> [Data supplied]:

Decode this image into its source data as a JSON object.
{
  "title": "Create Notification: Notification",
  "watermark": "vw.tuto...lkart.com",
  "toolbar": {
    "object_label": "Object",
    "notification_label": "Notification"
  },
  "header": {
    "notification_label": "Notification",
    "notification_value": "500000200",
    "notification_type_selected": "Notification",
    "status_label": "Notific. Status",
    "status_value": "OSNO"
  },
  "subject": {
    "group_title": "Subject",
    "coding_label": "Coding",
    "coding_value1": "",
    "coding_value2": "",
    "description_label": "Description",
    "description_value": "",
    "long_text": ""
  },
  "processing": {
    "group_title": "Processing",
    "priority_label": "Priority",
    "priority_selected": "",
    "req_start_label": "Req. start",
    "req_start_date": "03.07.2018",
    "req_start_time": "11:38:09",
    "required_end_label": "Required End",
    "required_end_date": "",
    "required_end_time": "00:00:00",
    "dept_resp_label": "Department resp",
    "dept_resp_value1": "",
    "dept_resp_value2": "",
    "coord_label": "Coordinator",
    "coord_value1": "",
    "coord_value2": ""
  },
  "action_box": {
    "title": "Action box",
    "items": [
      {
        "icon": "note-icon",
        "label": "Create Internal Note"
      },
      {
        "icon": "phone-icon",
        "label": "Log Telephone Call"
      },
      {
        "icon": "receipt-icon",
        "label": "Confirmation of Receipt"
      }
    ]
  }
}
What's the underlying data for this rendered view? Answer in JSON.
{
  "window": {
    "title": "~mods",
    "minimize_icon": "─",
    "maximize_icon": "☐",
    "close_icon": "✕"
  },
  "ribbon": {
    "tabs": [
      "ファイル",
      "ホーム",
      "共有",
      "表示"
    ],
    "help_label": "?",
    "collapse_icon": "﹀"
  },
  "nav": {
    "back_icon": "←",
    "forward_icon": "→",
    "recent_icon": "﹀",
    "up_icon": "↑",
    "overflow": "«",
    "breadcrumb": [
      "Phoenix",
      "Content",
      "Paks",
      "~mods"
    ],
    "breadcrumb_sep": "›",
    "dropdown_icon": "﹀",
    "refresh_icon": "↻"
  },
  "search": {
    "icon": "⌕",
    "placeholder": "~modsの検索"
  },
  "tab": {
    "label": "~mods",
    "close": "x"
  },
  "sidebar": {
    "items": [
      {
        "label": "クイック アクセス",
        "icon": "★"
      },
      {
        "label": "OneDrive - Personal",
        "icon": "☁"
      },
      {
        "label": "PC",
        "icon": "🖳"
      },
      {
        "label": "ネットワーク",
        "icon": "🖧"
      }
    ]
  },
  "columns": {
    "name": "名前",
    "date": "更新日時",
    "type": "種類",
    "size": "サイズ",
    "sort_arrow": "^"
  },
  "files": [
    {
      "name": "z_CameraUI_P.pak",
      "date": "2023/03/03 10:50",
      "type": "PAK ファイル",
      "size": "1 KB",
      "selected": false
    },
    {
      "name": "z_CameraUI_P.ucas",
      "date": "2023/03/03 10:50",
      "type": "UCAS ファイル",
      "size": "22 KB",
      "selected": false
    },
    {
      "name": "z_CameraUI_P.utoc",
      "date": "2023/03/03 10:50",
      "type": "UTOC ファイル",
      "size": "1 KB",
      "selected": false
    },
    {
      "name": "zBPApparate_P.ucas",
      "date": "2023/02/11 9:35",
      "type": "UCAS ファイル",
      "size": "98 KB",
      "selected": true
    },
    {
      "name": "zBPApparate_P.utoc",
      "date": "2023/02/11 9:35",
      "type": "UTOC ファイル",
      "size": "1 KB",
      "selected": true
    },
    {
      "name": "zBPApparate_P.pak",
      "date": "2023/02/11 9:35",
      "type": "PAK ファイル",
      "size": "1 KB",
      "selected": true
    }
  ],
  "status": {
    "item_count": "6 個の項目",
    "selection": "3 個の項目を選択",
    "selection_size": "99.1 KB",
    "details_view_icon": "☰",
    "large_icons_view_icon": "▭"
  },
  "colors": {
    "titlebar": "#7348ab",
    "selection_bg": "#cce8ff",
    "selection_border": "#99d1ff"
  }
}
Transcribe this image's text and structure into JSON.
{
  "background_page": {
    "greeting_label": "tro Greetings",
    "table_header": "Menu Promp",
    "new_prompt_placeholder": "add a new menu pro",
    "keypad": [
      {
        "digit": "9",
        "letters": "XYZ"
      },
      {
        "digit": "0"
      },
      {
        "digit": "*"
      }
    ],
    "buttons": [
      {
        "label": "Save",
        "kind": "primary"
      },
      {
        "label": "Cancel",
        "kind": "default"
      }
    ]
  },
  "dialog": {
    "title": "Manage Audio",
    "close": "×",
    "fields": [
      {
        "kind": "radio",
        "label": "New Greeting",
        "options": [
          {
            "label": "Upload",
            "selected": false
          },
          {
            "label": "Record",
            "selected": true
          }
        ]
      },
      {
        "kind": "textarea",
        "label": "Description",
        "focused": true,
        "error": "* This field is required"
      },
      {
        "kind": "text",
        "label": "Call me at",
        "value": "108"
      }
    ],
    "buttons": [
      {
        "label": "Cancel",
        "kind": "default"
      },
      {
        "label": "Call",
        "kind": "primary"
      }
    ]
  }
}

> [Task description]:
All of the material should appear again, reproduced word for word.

> [Answer section]:
Decode this image into its source data as a JSON object.
{
  "title": "Create Notification: Notification",
  "watermark": "vw.tuto...lkart.com",
  "toolbar": {
    "object_label": "Object",
    "notification_label": "Notification"
  },
  "header": {
    "notification_label": "Notification",
    "notification_value": "500000200",
    "notification_type_selected": "Notification",
    "status_label": "Notific. Status",
    "status_value": "OSNO"
  },
  "subject": {
    "group_title": "Subject",
    "coding_label": "Coding",
    "coding_value1": "",
    "coding_value2": "",
    "description_label": "Description",
    "description_value": "",
    "long_text": ""
  },
  "processing": {
    "group_title": "Processing",
    "priority_label": "Priority",
    "priority_selected": "",
    "req_start_label": "Req. start",
    "req_start_date": "03.07.2018",
    "req_start_time": "11:38:09",
    "required_end_label": "Required End",
    "required_end_date": "",
    "required_end_time": "00:00:00",
    "dept_resp_label": "Department resp",
    "dept_resp_value1": "",
    "dept_resp_value2": "",
    "coord_label": "Coordinator",
    "coord_value1": "",
    "coord_value2": ""
  },
  "action_box": {
    "title": "Action box",
    "items": [
      {
        "icon": "note-icon",
        "label": "Create Internal Note"
      },
      {
        "icon": "phone-icon",
        "label": "Log Telephone Call"
      },
      {
        "icon": "receipt-icon",
        "label": "Confirmation of Receipt"
      }
    ]
  }
}
What's the underlying data for this rendered view? Answer in JSON.
{
  "window": {
    "title": "~mods",
    "minimize_icon": "─",
    "maximize_icon": "☐",
    "close_icon": "✕"
  },
  "ribbon": {
    "tabs": [
      "ファイル",
      "ホーム",
      "共有",
      "表示"
    ],
    "help_label": "?",
    "collapse_icon": "﹀"
  },
  "nav": {
    "back_icon": "←",
    "forward_icon": "→",
    "recent_icon": "﹀",
    "up_icon": "↑",
    "overflow": "«",
    "breadcrumb": [
      "Phoenix",
      "Content",
      "Paks",
      "~mods"
    ],
    "breadcrumb_sep": "›",
    "dropdown_icon": "﹀",
    "refresh_icon": "↻"
  },
  "search": {
    "icon": "⌕",
    "placeholder": "~modsの検索"
  },
  "tab": {
    "label": "~mods",
    "close": "x"
  },
  "sidebar": {
    "items": [
      {
        "label": "クイック アクセス",
        "icon": "★"
      },
      {
        "label": "OneDrive - Personal",
        "icon": "☁"
      },
      {
        "label": "PC",
        "icon": "🖳"
      },
      {
        "label": "ネットワーク",
        "icon": "🖧"
      }
    ]
  },
  "columns": {
    "name": "名前",
    "date": "更新日時",
    "type": "種類",
    "size": "サイズ",
    "sort_arrow": "^"
  },
  "files": [
    {
      "name": "z_CameraUI_P.pak",
      "date": "2023/03/03 10:50",
      "type": "PAK ファイル",
      "size": "1 KB",
      "selected": false
    },
    {
      "name": "z_CameraUI_P.ucas",
      "date": "2023/03/03 10:50",
      "type": "UCAS ファイル",
      "size": "22 KB",
      "selected": false
    },
    {
      "name": "z_CameraUI_P.utoc",
      "date": "2023/03/03 10:50",
      "type": "UTOC ファイル",
      "size": "1 KB",
      "selected": false
    },
    {
      "name": "zBPApparate_P.ucas",
      "date": "2023/02/11 9:35",
      "type": "UCAS ファイル",
      "size": "98 KB",
      "selected": true
    },
    {
      "name": "zBPApparate_P.utoc",
      "date": "2023/02/11 9:35",
      "type": "UTOC ファイル",
      "size": "1 KB",
      "selected": true
    },
    {
      "name": "zBPApparate_P.pak",
      "date": "2023/02/11 9:35",
      "type": "PAK ファイル",
      "size": "1 KB",
      "selected": true
    }
  ],
  "status": {
    "item_count": "6 個の項目",
    "selection": "3 個の項目を選択",
    "selection_size": "99.1 KB",
    "details_view_icon": "☰",
    "large_icons_view_icon": "▭"
  },
  "colors": {
    "titlebar": "#7348ab",
    "selection_bg": "#cce8ff",
    "selection_border": "#99d1ff"
  }
}
Transcribe this image's text and structure into JSON.
{
  "background_page": {
    "greeting_label": "tro Greetings",
    "table_header": "Menu Promp",
    "new_prompt_placeholder": "add a new menu pro",
    "keypad": [
      {
        "digit": "9",
        "letters": "XYZ"
      },
      {
        "digit": "0"
      },
      {
        "digit": "*"
      }
    ],
    "buttons": [
      {
        "label": "Save",
        "kind": "primary"
      },
      {
        "label": "Cancel",
        "kind": "default"
      }
    ]
  },
  "dialog": {
    "title": "Manage Audio",
    "close": "×",
    "fields": [
      {
        "kind": "radio",
        "label": "New Greeting",
        "options": [
          {
            "label": "Upload",
            "selected": false
          },
          {
            "label": "Record",
            "selected": true
          }
        ]
      },
      {
        "kind": "textarea",
        "label": "Description",
        "focused": true,
        "error": "* This field is required"
      },
      {
        "kind": "text",
        "label": "Call me at",
        "value": "108"
      }
    ],
    "buttons": [
      {
        "label": "Cancel",
        "kind": "default"
      },
      {
        "label": "Call",
        "kind": "primary"
      }
    ]
  }
}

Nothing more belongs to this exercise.